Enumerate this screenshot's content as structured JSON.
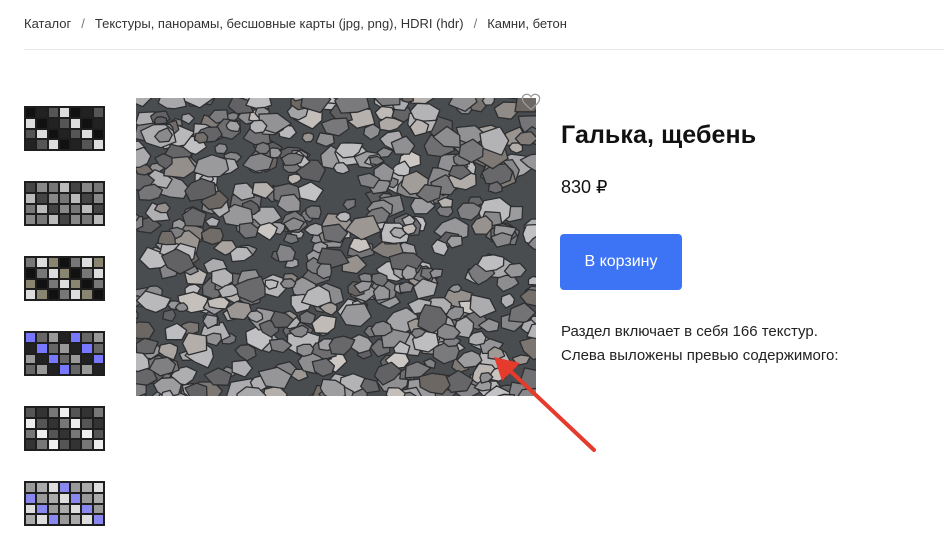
{
  "breadcrumb": {
    "items": [
      "Каталог",
      "Текстуры, панорамы, бесшовные карты (jpg, png), HDRI (hdr)",
      "Камни, бетон"
    ],
    "separator": "/"
  },
  "product": {
    "title": "Галька, щебень",
    "price": "830 ₽",
    "cart_button_label": "В корзину",
    "description_line1": "Раздел включает в себя 166 текстур.",
    "description_line2": "Слева выложены превью содержимого:"
  },
  "icons": {
    "favorite": "heart-outline-icon"
  },
  "colors": {
    "accent": "#3d73f5",
    "annotation_arrow": "#e53a2c"
  },
  "thumbnails": [
    {
      "name": "thumbnail-1",
      "palette": [
        "#111",
        "#ddd",
        "#eee",
        "#555",
        "#999",
        "#222",
        "#ccc"
      ]
    },
    {
      "name": "thumbnail-2",
      "palette": [
        "#222",
        "#888",
        "#eee",
        "#444",
        "#bbb",
        "#111",
        "#777"
      ]
    },
    {
      "name": "thumbnail-3",
      "palette": [
        "#111",
        "#aaa",
        "#8a8570",
        "#666",
        "#ddd",
        "#333",
        "#777"
      ]
    },
    {
      "name": "thumbnail-4",
      "palette": [
        "#666",
        "#ccc",
        "#7777ff",
        "#222",
        "#eee",
        "#999",
        "#444"
      ]
    },
    {
      "name": "thumbnail-5",
      "palette": [
        "#111",
        "#777",
        "#9999cc",
        "#333",
        "#ccc",
        "#555",
        "#eee"
      ]
    },
    {
      "name": "thumbnail-6",
      "palette": [
        "#222",
        "#999",
        "#8888ee",
        "#444",
        "#ddd",
        "#111",
        "#aaa"
      ]
    }
  ]
}
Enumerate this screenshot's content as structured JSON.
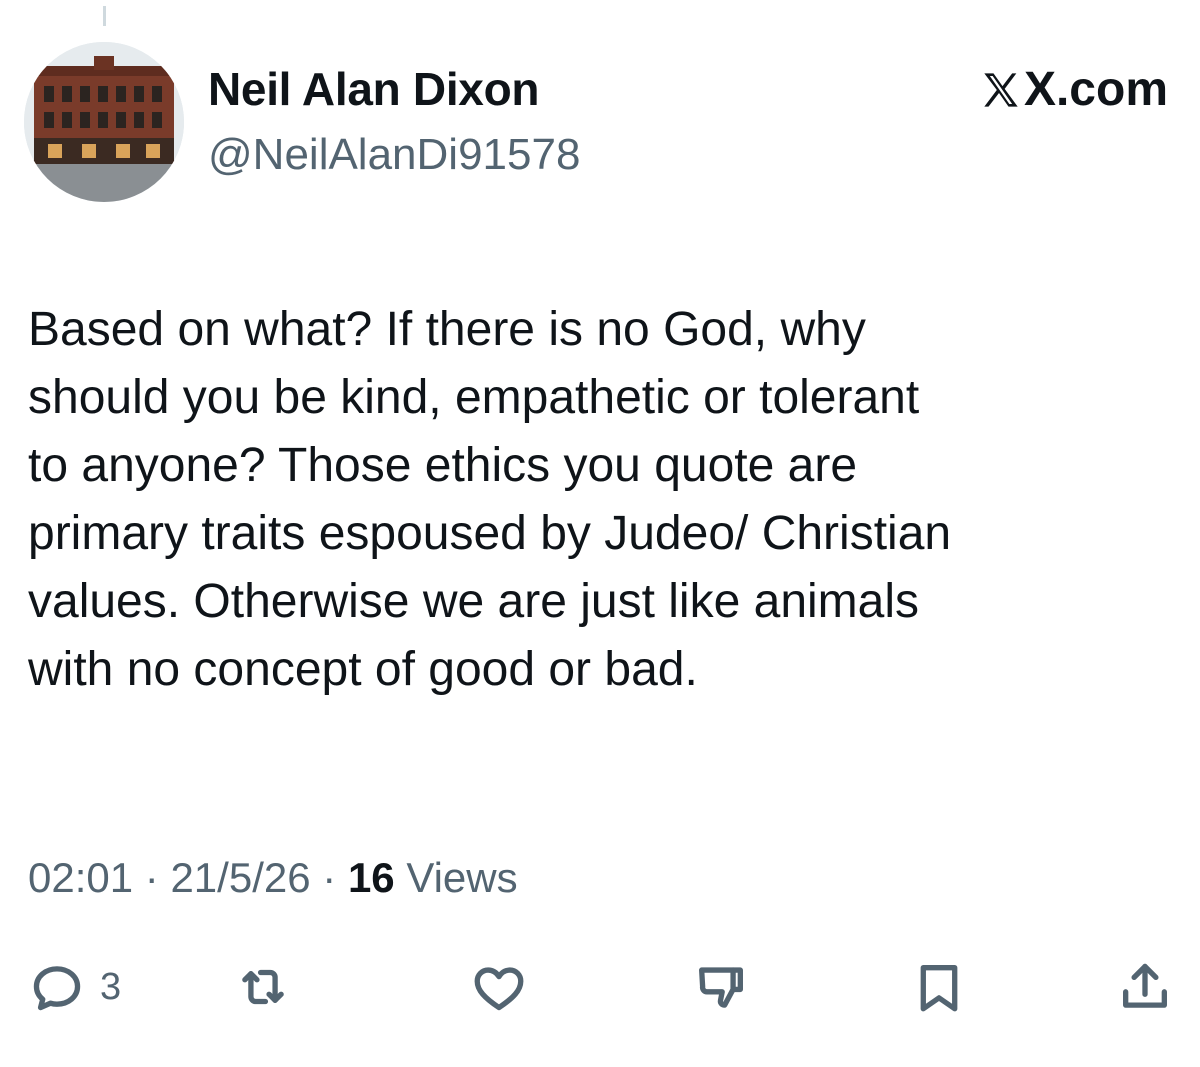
{
  "tweet": {
    "author": {
      "display_name": "Neil Alan Dixon",
      "handle": "@NeilAlanDi91578"
    },
    "brand": "X.com",
    "text": "Based on what? If there is no God, why\nshould you be kind, empathetic or tolerant\nto anyone? Those ethics you quote are\nprimary traits espoused by Judeo/ Christian\nvalues. Otherwise we are just like animals\nwith no concept of good or bad.",
    "time": "02:01",
    "date": "21/5/26",
    "separator": "·",
    "views_count": "16",
    "views_label": "Views",
    "reply_count": "3"
  },
  "icons": {
    "reply": "reply-icon",
    "retweet": "retweet-icon",
    "like": "heart-icon",
    "dislike": "thumbs-down-icon",
    "bookmark": "bookmark-icon",
    "share": "share-icon"
  },
  "colors": {
    "text": "#0f1419",
    "secondary": "#536471",
    "background": "#ffffff"
  }
}
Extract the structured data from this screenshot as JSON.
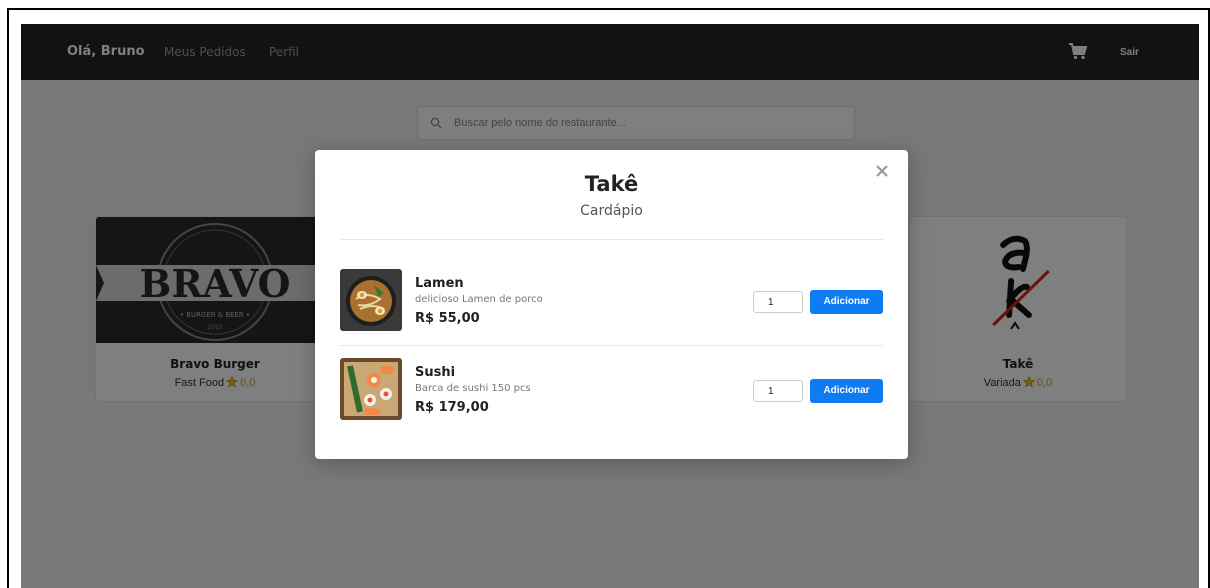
{
  "navbar": {
    "greeting": "Olá, Bruno",
    "links": [
      "Meus Pedidos",
      "Perfil"
    ],
    "cart_icon": "cart-icon",
    "logout": "Sair"
  },
  "search": {
    "placeholder": "Buscar pelo nome do restaurante...",
    "icon": "search-icon"
  },
  "restaurants": [
    {
      "name": "Bravo Burger",
      "category": "Fast Food",
      "rating": "0,0",
      "logo_text": "BRAVO",
      "logo_subtext": "• BURGER & BEER •",
      "logo_year": "2015"
    },
    {
      "name": "Takê",
      "category": "Variada",
      "rating": "0,0"
    }
  ],
  "modal": {
    "title": "Takê",
    "subtitle": "Cardápio",
    "close_icon": "close-icon",
    "items": [
      {
        "name": "Lamen",
        "description": "delicioso Lamen de porco",
        "price": "R$ 55,00",
        "quantity": "1",
        "button": "Adicionar"
      },
      {
        "name": "Sushi",
        "description": "Barca de sushi 150 pcs",
        "price": "R$ 179,00",
        "quantity": "1",
        "button": "Adicionar"
      }
    ]
  },
  "colors": {
    "navbar_bg": "#212529",
    "accent": "#0d7cf2",
    "rating_star": "#c9a227"
  }
}
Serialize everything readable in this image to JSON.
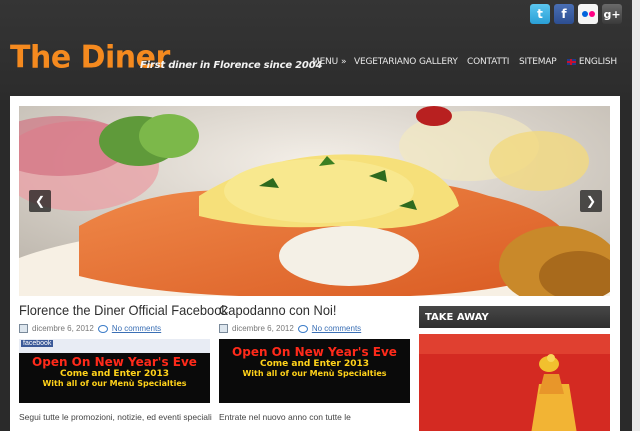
{
  "colors": {
    "brand": "#f58a1f",
    "header_bg": "#2f2f2f",
    "link": "#3a6fb5",
    "widget_title_bg": "#3a3a3a"
  },
  "social": [
    {
      "icon": "twitter-icon",
      "glyph": "t"
    },
    {
      "icon": "facebook-icon",
      "glyph": "f"
    },
    {
      "icon": "flickr-icon",
      "glyph": ""
    },
    {
      "icon": "google-plus-icon",
      "glyph": "g+"
    }
  ],
  "header": {
    "logo": "The Diner",
    "tagline": "First diner in Florence since 2004"
  },
  "nav": [
    {
      "label": "Menu",
      "suffix": "»"
    },
    {
      "label": "Vegetariano",
      "suffix": ""
    },
    {
      "label": "Gallery",
      "suffix": ""
    },
    {
      "label": "Contatti",
      "suffix": ""
    },
    {
      "label": "Sitemap",
      "suffix": ""
    },
    {
      "label": "English",
      "suffix": "",
      "flag": "uk-flag-icon"
    }
  ],
  "slider": {
    "prev_icon": "chevron-left-icon",
    "next_icon": "chevron-right-icon",
    "prev_glyph": "❮",
    "next_glyph": "❯"
  },
  "posts": [
    {
      "title": "Florence the Diner Official Facebook",
      "date": "dicembre 6, 2012",
      "comments": "No comments",
      "image_text_1": "Open On New Year's Eve",
      "image_text_2": "Come and Enter 2013",
      "image_text_3": "With all of our Menù Specialties",
      "image_header": "facebook",
      "excerpt": "Segui tutte le promozioni, notizie, ed eventi speciali"
    },
    {
      "title": "Capodanno con Noi!",
      "date": "dicembre 6, 2012",
      "comments": "No comments",
      "image_text_1": "Open On New Year's Eve",
      "image_text_2": "Come and Enter 2013",
      "image_text_3": "With all of our Menù Specialties",
      "excerpt": "Entrate nel nuovo anno con tutte le"
    }
  ],
  "sidebar": {
    "widget_title": "Take Away"
  }
}
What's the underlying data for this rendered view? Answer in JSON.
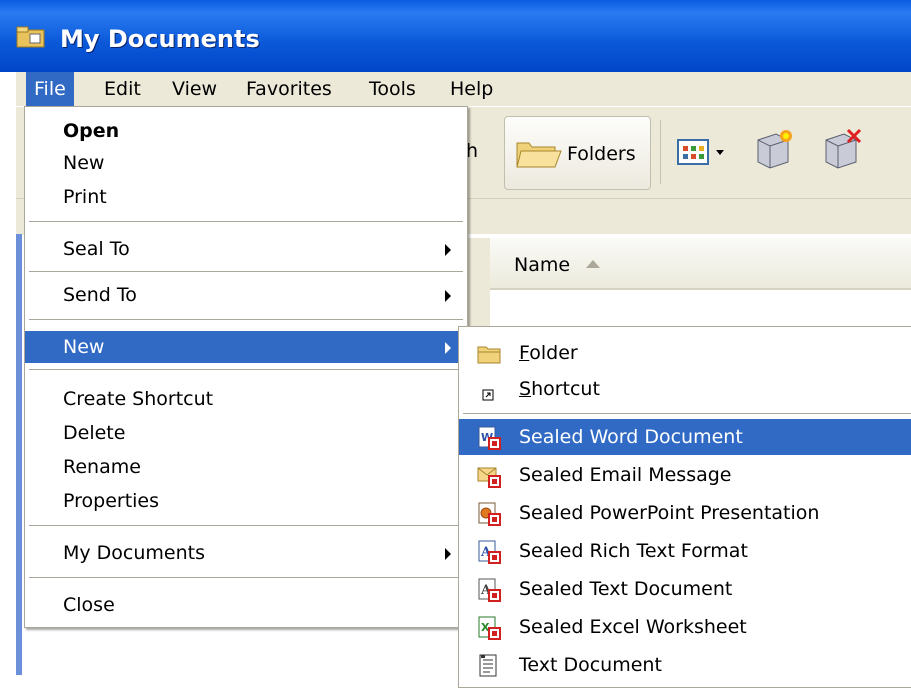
{
  "window": {
    "title": "My Documents"
  },
  "menubar": {
    "items": [
      {
        "label": "File",
        "active": true
      },
      {
        "label": "Edit"
      },
      {
        "label": "View"
      },
      {
        "label": "Favorites"
      },
      {
        "label": "Tools"
      },
      {
        "label": "Help"
      }
    ]
  },
  "toolbar": {
    "partial_label": "h",
    "folders_label": "Folders"
  },
  "list": {
    "name_header": "Name"
  },
  "file_menu": {
    "open": "Open",
    "new_doc": "New",
    "print": "Print",
    "seal_to": "Seal To",
    "send_to": "Send To",
    "new": "New",
    "create_shortcut": "Create Shortcut",
    "delete": "Delete",
    "rename": "Rename",
    "properties": "Properties",
    "my_documents": "My Documents",
    "close": "Close"
  },
  "new_submenu": {
    "folder_access": "F",
    "folder_rest": "older",
    "shortcut_access": "S",
    "shortcut_rest": "hortcut",
    "sealed_word": "Sealed Word Document",
    "sealed_email": "Sealed Email Message",
    "sealed_ppt": "Sealed PowerPoint Presentation",
    "sealed_rtf": "Sealed Rich Text Format",
    "sealed_txt": "Sealed Text Document",
    "sealed_excel": "Sealed Excel Worksheet",
    "text_document": "Text Document"
  },
  "colors": {
    "highlight": "#316ac5",
    "titlebar": "#0a58d8",
    "chrome": "#ece9d8"
  }
}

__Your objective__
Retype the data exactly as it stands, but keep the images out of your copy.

__Result for this exercise__
Enumerate this screenshot's content as structured JSON.
{
  "breadcrumb": {
    "items": [
      "Каталог",
      "Текстуры, панорамы, бесшовные карты (jpg, png), HDRI (hdr)",
      "Камни, бетон"
    ],
    "separator": "/"
  },
  "product": {
    "title": "Галька, щебень",
    "price": "830 ₽",
    "cart_button_label": "В корзину",
    "description_line1": "Раздел включает в себя 166 текстур.",
    "description_line2": "Слева выложены превью содержимого:"
  },
  "icons": {
    "favorite": "heart-outline-icon"
  },
  "colors": {
    "accent": "#3d73f5",
    "annotation_arrow": "#e53a2c"
  },
  "thumbnails": [
    {
      "name": "thumbnail-1",
      "palette": [
        "#111",
        "#ddd",
        "#eee",
        "#555",
        "#999",
        "#222",
        "#ccc"
      ]
    },
    {
      "name": "thumbnail-2",
      "palette": [
        "#222",
        "#888",
        "#eee",
        "#444",
        "#bbb",
        "#111",
        "#777"
      ]
    },
    {
      "name": "thumbnail-3",
      "palette": [
        "#111",
        "#aaa",
        "#8a8570",
        "#666",
        "#ddd",
        "#333",
        "#777"
      ]
    },
    {
      "name": "thumbnail-4",
      "palette": [
        "#666",
        "#ccc",
        "#7777ff",
        "#222",
        "#eee",
        "#999",
        "#444"
      ]
    },
    {
      "name": "thumbnail-5",
      "palette": [
        "#111",
        "#777",
        "#9999cc",
        "#333",
        "#ccc",
        "#555",
        "#eee"
      ]
    },
    {
      "name": "thumbnail-6",
      "palette": [
        "#222",
        "#999",
        "#8888ee",
        "#444",
        "#ddd",
        "#111",
        "#aaa"
      ]
    }
  ]
}
Enumerate this screenshot's content as structured JSON.
{
  "tweet": {
    "author": {
      "display_name": "Neil Alan Dixon",
      "handle": "@NeilAlanDi91578"
    },
    "brand": "X.com",
    "text": "Based on what? If there is no God, why\nshould you be kind, empathetic or tolerant\nto anyone? Those ethics you quote are\nprimary traits espoused by Judeo/ Christian\nvalues. Otherwise we are just like animals\nwith no concept of good or bad.",
    "time": "02:01",
    "date": "21/5/26",
    "separator": "·",
    "views_count": "16",
    "views_label": "Views",
    "reply_count": "3"
  },
  "icons": {
    "reply": "reply-icon",
    "retweet": "retweet-icon",
    "like": "heart-icon",
    "dislike": "thumbs-down-icon",
    "bookmark": "bookmark-icon",
    "share": "share-icon"
  },
  "colors": {
    "text": "#0f1419",
    "secondary": "#536471",
    "background": "#ffffff"
  }
}
Extract the structured data from this screenshot as JSON.
{
  "navbar": {
    "greeting": "Olá, Bruno",
    "links": [
      "Meus Pedidos",
      "Perfil"
    ],
    "cart_icon": "cart-icon",
    "logout": "Sair"
  },
  "search": {
    "placeholder": "Buscar pelo nome do restaurante...",
    "icon": "search-icon"
  },
  "restaurants": [
    {
      "name": "Bravo Burger",
      "category": "Fast Food",
      "rating": "0,0",
      "logo_text": "BRAVO",
      "logo_subtext": "• BURGER & BEER •",
      "logo_year": "2015"
    },
    {
      "name": "Takê",
      "category": "Variada",
      "rating": "0,0"
    }
  ],
  "modal": {
    "title": "Takê",
    "subtitle": "Cardápio",
    "close_icon": "close-icon",
    "items": [
      {
        "name": "Lamen",
        "description": "delicioso Lamen de porco",
        "price": "R$ 55,00",
        "quantity": "1",
        "button": "Adicionar"
      },
      {
        "name": "Sushi",
        "description": "Barca de sushi 150 pcs",
        "price": "R$ 179,00",
        "quantity": "1",
        "button": "Adicionar"
      }
    ]
  },
  "colors": {
    "navbar_bg": "#212529",
    "accent": "#0d7cf2",
    "rating_star": "#c9a227"
  }
}
Serialize everything readable in this image to JSON.
{
  "colors": {
    "brand": "#f58a1f",
    "header_bg": "#2f2f2f",
    "link": "#3a6fb5",
    "widget_title_bg": "#3a3a3a"
  },
  "social": [
    {
      "icon": "twitter-icon",
      "glyph": "t"
    },
    {
      "icon": "facebook-icon",
      "glyph": "f"
    },
    {
      "icon": "flickr-icon",
      "glyph": ""
    },
    {
      "icon": "google-plus-icon",
      "glyph": "g+"
    }
  ],
  "header": {
    "logo": "The Diner",
    "tagline": "First diner in Florence since 2004"
  },
  "nav": [
    {
      "label": "Menu",
      "suffix": "»"
    },
    {
      "label": "Vegetariano",
      "suffix": ""
    },
    {
      "label": "Gallery",
      "suffix": ""
    },
    {
      "label": "Contatti",
      "suffix": ""
    },
    {
      "label": "Sitemap",
      "suffix": ""
    },
    {
      "label": "English",
      "suffix": "",
      "flag": "uk-flag-icon"
    }
  ],
  "slider": {
    "prev_icon": "chevron-left-icon",
    "next_icon": "chevron-right-icon",
    "prev_glyph": "❮",
    "next_glyph": "❯"
  },
  "posts": [
    {
      "title": "Florence the Diner Official Facebook",
      "date": "dicembre 6, 2012",
      "comments": "No comments",
      "image_text_1": "Open On New Year's Eve",
      "image_text_2": "Come and Enter 2013",
      "image_text_3": "With all of our Menù Specialties",
      "image_header": "facebook",
      "excerpt": "Segui tutte le promozioni, notizie, ed eventi speciali"
    },
    {
      "title": "Capodanno con Noi!",
      "date": "dicembre 6, 2012",
      "comments": "No comments",
      "image_text_1": "Open On New Year's Eve",
      "image_text_2": "Come and Enter 2013",
      "image_text_3": "With all of our Menù Specialties",
      "excerpt": "Entrate nel nuovo anno con tutte le"
    }
  ],
  "sidebar": {
    "widget_title": "Take Away"
  }
}
What's the underlying data for this rendered view? Answer in JSON.
{
  "window": {
    "title": "My Documents"
  },
  "menubar": {
    "items": [
      {
        "label": "File",
        "active": true
      },
      {
        "label": "Edit"
      },
      {
        "label": "View"
      },
      {
        "label": "Favorites"
      },
      {
        "label": "Tools"
      },
      {
        "label": "Help"
      }
    ]
  },
  "toolbar": {
    "partial_label": "h",
    "folders_label": "Folders"
  },
  "list": {
    "name_header": "Name"
  },
  "file_menu": {
    "open": "Open",
    "new_doc": "New",
    "print": "Print",
    "seal_to": "Seal To",
    "send_to": "Send To",
    "new": "New",
    "create_shortcut": "Create Shortcut",
    "delete": "Delete",
    "rename": "Rename",
    "properties": "Properties",
    "my_documents": "My Documents",
    "close": "Close"
  },
  "new_submenu": {
    "folder_access": "F",
    "folder_rest": "older",
    "shortcut_access": "S",
    "shortcut_rest": "hortcut",
    "sealed_word": "Sealed Word Document",
    "sealed_email": "Sealed Email Message",
    "sealed_ppt": "Sealed PowerPoint Presentation",
    "sealed_rtf": "Sealed Rich Text Format",
    "sealed_txt": "Sealed Text Document",
    "sealed_excel": "Sealed Excel Worksheet",
    "text_document": "Text Document"
  },
  "colors": {
    "highlight": "#316ac5",
    "titlebar": "#0a58d8",
    "chrome": "#ece9d8"
  }
}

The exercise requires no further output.